** Opening THE DATA block **

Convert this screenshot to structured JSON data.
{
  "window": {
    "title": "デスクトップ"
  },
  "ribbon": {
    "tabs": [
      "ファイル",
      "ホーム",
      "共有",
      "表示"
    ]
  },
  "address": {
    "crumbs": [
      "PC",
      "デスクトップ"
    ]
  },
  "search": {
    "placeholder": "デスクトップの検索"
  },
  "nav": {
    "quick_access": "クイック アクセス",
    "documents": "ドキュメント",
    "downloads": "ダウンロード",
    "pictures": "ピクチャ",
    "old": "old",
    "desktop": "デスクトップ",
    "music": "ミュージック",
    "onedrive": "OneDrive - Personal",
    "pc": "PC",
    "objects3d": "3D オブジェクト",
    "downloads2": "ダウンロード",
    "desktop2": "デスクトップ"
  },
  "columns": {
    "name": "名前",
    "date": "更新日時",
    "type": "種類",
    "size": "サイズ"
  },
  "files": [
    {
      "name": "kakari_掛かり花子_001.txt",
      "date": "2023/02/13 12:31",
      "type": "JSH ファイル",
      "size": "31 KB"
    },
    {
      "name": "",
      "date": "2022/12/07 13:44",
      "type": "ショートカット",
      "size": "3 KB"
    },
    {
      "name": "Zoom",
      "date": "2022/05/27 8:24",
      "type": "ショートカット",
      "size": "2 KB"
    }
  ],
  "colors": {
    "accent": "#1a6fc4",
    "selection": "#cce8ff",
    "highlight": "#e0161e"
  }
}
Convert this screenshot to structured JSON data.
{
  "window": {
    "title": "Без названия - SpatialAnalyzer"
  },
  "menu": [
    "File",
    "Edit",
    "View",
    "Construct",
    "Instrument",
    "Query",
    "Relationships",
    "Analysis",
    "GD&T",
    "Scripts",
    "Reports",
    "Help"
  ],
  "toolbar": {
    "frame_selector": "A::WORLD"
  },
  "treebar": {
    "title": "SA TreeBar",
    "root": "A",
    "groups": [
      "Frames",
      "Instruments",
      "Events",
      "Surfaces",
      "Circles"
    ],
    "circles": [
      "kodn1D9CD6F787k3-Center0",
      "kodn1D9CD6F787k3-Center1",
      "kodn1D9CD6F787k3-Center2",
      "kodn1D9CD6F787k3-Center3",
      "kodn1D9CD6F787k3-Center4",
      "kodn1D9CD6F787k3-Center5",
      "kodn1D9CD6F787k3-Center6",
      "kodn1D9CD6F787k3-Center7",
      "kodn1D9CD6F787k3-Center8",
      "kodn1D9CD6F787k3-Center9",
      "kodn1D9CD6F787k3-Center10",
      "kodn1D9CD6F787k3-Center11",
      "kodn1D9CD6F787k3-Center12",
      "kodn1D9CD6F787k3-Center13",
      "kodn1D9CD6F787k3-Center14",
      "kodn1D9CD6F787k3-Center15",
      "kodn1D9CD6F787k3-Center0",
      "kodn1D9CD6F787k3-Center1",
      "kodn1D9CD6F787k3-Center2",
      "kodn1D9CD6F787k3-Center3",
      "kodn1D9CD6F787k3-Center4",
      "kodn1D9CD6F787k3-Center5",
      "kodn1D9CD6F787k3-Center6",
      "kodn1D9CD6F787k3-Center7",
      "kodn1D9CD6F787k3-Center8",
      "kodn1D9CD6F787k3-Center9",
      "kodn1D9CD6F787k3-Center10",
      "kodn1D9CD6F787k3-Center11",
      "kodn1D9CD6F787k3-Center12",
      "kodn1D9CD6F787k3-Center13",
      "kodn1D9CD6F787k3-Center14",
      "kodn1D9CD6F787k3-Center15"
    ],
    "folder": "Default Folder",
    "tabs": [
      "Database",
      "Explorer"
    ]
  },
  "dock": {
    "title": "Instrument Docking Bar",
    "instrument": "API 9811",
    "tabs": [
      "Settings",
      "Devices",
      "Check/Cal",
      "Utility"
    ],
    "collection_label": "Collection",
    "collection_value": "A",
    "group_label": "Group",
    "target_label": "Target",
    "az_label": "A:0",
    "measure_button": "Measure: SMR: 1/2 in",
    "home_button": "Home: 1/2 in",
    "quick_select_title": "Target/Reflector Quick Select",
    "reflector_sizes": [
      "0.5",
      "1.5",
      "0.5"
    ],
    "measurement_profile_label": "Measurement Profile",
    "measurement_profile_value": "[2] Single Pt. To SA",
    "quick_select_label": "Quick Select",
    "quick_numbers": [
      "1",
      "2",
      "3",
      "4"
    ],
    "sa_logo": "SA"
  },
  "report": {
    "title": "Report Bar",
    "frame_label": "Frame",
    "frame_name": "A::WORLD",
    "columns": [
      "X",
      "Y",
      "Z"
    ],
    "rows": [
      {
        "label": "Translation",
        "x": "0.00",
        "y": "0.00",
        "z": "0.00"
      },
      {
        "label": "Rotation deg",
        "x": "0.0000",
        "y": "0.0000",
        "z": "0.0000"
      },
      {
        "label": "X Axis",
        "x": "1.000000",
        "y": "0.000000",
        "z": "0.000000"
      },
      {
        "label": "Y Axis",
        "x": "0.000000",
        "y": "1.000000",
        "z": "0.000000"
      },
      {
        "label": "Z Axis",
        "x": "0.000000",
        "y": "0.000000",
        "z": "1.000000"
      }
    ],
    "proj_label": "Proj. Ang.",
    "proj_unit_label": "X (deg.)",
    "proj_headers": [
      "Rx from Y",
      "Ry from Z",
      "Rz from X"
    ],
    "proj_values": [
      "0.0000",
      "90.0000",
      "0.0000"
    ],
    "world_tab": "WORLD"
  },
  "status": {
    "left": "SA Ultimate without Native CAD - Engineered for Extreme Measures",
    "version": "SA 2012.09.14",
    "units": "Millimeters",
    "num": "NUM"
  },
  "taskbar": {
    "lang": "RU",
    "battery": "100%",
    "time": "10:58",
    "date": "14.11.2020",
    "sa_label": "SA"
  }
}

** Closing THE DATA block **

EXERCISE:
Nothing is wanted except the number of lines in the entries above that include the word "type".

THE COMPLETED TASK:
4